* **TASK DESCRIPTION**
Report each line from the data below that holds the word "your".
*** Begin section ***
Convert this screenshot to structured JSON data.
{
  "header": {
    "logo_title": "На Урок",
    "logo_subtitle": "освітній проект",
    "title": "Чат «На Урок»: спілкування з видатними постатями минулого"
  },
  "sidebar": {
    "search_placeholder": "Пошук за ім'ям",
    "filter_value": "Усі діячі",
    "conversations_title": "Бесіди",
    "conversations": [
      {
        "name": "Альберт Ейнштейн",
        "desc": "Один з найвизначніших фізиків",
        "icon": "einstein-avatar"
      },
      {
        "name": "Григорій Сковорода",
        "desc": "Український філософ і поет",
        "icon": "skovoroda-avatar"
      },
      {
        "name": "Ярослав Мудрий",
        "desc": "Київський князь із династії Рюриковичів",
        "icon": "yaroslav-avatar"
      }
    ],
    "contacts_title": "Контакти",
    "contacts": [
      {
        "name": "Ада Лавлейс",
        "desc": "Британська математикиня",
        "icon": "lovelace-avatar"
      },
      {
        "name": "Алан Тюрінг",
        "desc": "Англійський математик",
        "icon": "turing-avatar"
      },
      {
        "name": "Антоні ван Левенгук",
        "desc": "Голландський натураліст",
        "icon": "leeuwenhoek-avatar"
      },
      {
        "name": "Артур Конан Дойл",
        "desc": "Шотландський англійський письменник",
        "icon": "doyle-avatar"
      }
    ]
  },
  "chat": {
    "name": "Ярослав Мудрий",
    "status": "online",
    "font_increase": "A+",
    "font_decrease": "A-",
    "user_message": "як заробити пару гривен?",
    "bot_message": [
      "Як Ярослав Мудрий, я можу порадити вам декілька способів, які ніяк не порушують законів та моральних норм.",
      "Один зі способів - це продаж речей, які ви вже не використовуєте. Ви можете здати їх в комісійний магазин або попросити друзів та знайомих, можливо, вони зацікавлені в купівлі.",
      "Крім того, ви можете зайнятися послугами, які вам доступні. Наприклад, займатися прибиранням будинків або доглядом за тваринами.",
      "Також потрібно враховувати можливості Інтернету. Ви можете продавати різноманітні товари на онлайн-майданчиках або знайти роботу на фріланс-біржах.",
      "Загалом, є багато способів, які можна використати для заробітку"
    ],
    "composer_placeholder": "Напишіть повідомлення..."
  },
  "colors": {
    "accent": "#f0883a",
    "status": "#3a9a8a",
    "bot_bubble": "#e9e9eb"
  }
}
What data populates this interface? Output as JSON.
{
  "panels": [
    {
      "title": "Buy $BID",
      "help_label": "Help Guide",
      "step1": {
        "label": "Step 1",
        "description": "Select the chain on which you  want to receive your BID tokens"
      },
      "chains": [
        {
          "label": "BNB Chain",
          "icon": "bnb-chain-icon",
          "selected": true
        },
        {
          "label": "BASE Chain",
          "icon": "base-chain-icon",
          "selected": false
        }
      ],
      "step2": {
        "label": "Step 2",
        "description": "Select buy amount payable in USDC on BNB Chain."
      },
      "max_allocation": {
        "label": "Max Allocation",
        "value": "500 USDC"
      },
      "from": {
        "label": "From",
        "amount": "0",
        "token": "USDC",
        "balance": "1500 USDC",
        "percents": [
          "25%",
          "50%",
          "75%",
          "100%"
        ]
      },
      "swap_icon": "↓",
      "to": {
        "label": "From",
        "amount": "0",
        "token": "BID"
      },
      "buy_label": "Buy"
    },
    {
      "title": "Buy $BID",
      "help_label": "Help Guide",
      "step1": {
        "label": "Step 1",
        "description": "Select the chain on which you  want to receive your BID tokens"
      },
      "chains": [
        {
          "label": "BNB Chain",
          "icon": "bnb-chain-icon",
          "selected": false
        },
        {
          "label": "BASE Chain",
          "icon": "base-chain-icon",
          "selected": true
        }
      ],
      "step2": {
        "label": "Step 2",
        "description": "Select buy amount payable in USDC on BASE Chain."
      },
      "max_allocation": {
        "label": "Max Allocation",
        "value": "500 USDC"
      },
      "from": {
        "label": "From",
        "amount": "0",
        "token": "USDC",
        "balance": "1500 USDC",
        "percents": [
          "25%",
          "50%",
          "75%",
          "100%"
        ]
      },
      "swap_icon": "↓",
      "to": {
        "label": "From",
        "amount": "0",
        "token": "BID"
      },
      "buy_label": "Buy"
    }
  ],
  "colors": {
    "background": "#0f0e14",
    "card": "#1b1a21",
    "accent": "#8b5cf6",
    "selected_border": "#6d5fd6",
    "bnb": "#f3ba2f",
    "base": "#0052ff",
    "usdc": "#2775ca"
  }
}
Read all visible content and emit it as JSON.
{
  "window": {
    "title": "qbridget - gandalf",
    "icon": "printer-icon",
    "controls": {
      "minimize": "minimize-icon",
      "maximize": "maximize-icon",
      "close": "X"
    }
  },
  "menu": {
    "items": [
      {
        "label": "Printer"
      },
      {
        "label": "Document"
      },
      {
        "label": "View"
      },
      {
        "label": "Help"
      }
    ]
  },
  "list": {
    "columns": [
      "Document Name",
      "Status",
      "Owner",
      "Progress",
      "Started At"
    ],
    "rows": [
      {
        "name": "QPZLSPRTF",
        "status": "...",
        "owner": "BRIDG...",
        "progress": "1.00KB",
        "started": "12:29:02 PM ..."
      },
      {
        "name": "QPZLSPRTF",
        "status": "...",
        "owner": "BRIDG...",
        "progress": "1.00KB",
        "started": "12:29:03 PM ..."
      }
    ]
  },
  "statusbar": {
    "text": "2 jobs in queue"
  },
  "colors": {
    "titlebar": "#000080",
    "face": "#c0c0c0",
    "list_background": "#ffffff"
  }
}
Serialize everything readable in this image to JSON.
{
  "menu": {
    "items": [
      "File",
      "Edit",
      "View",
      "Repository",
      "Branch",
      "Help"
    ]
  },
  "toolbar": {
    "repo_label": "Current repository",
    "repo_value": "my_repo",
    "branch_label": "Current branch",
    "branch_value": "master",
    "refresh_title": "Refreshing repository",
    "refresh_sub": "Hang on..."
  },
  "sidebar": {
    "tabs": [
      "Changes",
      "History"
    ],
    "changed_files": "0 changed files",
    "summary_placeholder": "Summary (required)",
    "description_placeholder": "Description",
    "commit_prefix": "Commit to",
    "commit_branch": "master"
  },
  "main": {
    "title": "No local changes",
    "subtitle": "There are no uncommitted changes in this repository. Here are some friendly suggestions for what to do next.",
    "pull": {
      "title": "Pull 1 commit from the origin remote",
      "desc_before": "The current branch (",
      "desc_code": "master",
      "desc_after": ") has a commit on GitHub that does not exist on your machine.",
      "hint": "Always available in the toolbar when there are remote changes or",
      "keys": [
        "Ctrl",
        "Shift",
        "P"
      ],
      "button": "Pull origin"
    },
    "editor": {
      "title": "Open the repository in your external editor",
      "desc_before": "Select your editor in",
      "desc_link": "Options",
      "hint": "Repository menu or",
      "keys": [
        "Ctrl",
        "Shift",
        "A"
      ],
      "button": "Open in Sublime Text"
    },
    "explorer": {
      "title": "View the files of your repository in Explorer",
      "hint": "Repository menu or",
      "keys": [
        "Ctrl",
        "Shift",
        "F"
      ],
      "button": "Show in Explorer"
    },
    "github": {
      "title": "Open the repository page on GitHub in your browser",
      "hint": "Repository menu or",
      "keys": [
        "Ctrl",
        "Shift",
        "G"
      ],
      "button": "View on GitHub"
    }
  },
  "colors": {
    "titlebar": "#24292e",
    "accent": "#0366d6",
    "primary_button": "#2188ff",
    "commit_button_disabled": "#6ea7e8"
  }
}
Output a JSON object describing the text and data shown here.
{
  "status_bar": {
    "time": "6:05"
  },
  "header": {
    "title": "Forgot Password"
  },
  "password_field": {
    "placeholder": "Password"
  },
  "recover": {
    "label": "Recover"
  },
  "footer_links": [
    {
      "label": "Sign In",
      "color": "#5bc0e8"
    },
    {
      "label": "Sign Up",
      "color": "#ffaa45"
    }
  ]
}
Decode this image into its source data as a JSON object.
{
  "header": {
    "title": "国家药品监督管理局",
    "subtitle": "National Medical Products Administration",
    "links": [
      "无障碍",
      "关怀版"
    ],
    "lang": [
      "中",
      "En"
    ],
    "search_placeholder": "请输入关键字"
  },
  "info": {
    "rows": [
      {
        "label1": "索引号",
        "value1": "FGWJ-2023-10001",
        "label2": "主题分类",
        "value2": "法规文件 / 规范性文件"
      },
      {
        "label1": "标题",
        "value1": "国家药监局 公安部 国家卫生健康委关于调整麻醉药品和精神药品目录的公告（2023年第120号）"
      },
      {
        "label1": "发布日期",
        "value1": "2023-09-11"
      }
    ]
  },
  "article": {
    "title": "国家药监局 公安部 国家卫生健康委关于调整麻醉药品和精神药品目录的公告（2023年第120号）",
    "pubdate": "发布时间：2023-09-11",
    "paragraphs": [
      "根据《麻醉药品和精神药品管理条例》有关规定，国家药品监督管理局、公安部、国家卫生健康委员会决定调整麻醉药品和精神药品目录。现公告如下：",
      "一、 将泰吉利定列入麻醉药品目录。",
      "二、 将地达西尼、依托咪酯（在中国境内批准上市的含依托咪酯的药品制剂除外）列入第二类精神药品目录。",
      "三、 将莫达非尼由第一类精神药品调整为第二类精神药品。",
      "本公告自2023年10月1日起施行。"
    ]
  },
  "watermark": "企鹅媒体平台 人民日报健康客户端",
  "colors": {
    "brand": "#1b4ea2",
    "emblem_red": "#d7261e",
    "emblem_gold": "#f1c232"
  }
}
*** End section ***
* **SOLUTION BELOW**
        "description": "Select the chain on which you  want to receive your BID tokens"
        "description": "Select the chain on which you  want to receive your BID tokens"
      "desc_after": ") has a commit on GitHub that does not exist on your machine.",
      "title": "Open the repository in your external editor",
      "desc_before": "Select your editor in",
      "title": "View the files of your repository in Explorer",
      "title": "Open the repository page on GitHub in your browser",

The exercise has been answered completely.